"I will not disclose all that I know to you, Imhran, but I will reveal this much: the threat you prepare against now is directed at the crown-prince. Today’s training exercise must be taken seriously."
"My company is one of two that is guarding the Citadel today, my lord, and we are scattered," Imhran warned. "Myself and ten others are the only guards in the upper levels of the palace. The rest are upon the lower levels or within the Tower of Ecthelion."
"A slight delay is to be expected, and we have already taken that into account." The elf paused, his expression thoughtful. "In fact, an even greater delay would be acceptable if you managed to prevent word of this from being spread. We have no desire to cause panic in the streets, especially over an imagined threat staged for you and your men. And were this a true assassination attempt, you would not want to the assassins to know that you had tidings of their coming. Indeed, one might even say that this called for subtle deception," Legolas concluded, and for some reason that Imhran could not fathom, this seemed to amuse the elf greatly.

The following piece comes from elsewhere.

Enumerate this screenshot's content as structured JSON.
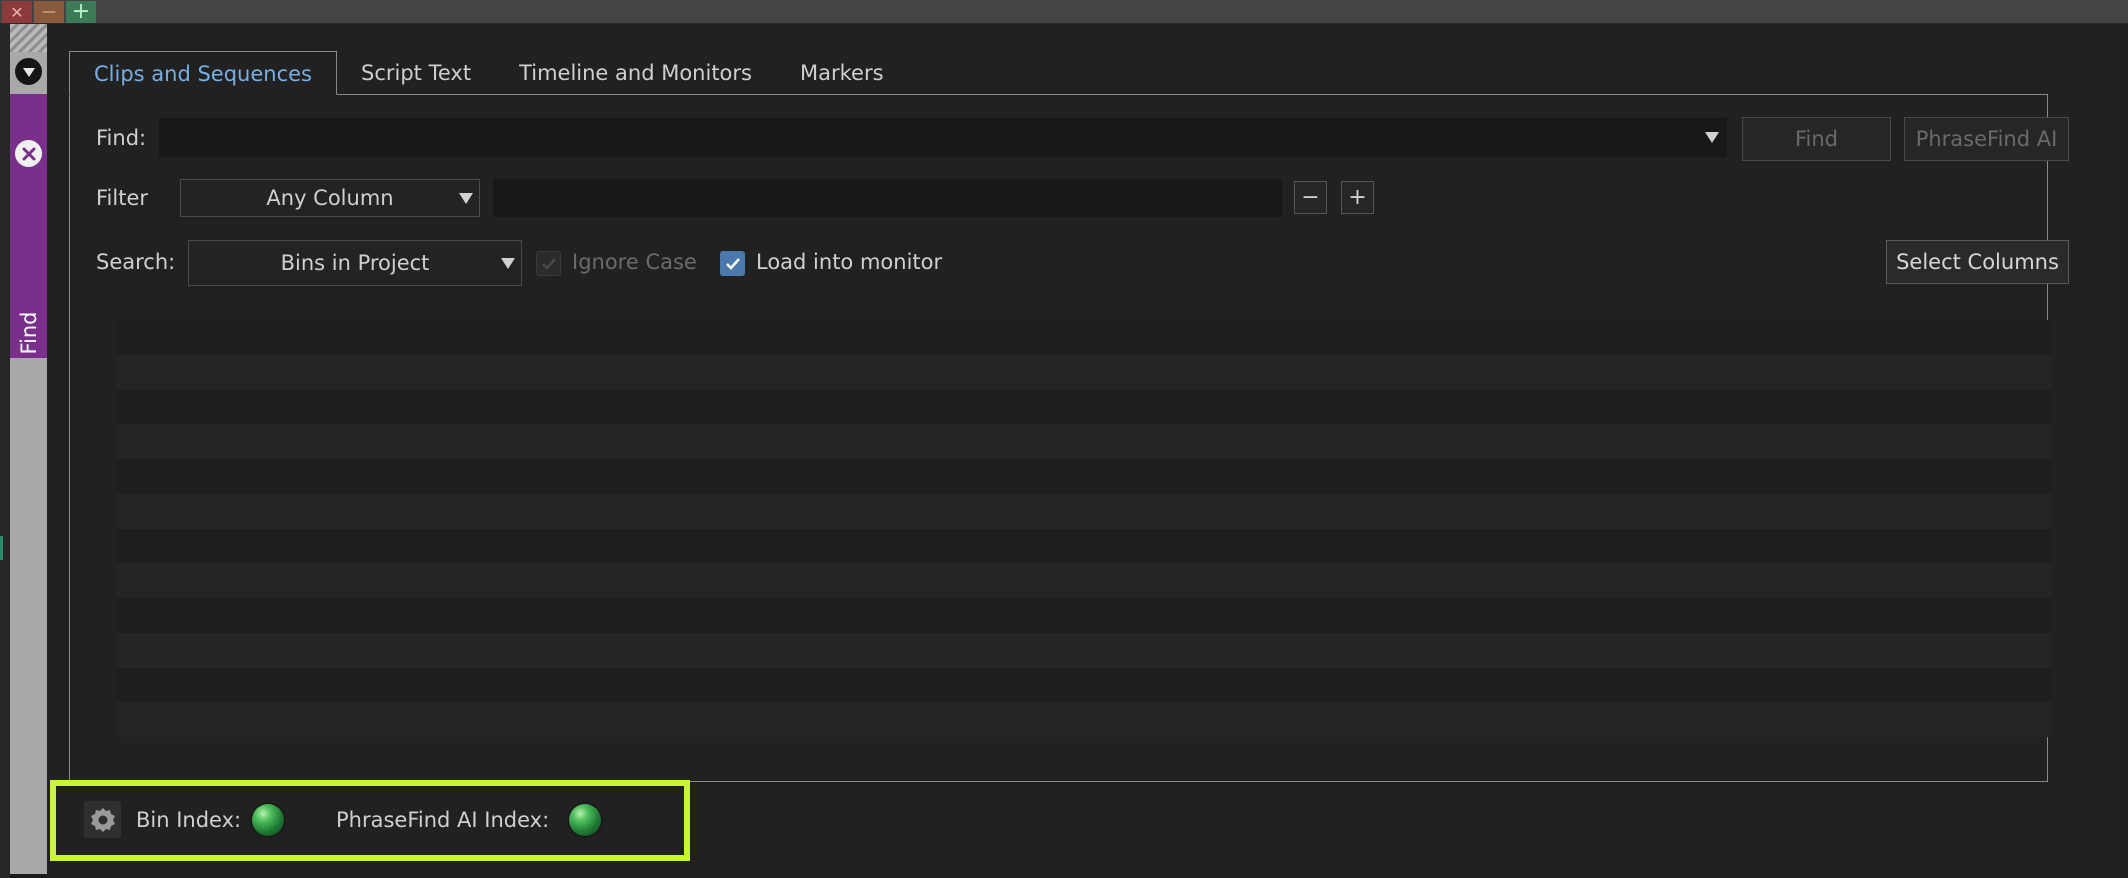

"Then I will quietly gather the men, my lord, and we will begin our search of the city as soon as we are able," Imhran said.
"Good. I shall go ahead and let the assassins know that the game has begun," Legolas said. "Send forth the men the moment you are prepared." And with that, he nodded his head in a parting gesture and turned away.
Imhran frowned as he watched the elf leave. Something about this felt…wrong, but Imhran could not say what. Legolas’s words were convincing, and there was no reason not to trust him. And given some of the threats they had faced in the recent past, it was reasonable to train against the possibility of assassins infiltrating the city. Yet even so, something about this did not ring completely true.
The guard sighed, looked at the parchment in his hand, and then set off to find his men. Whatever else could be said of him, Imhran was a man who followed orders, and he could not deny his nature now, even should some greater scheme be afoot. He still thought it strange that he had heard nothing of this before now, and he thought it even stranger that Elladan and Elrohir would volunteer to play the assassins in a mock assassination attempt. But then, they were elves. Elves were a strange lot any day. Perhaps that was reason enough.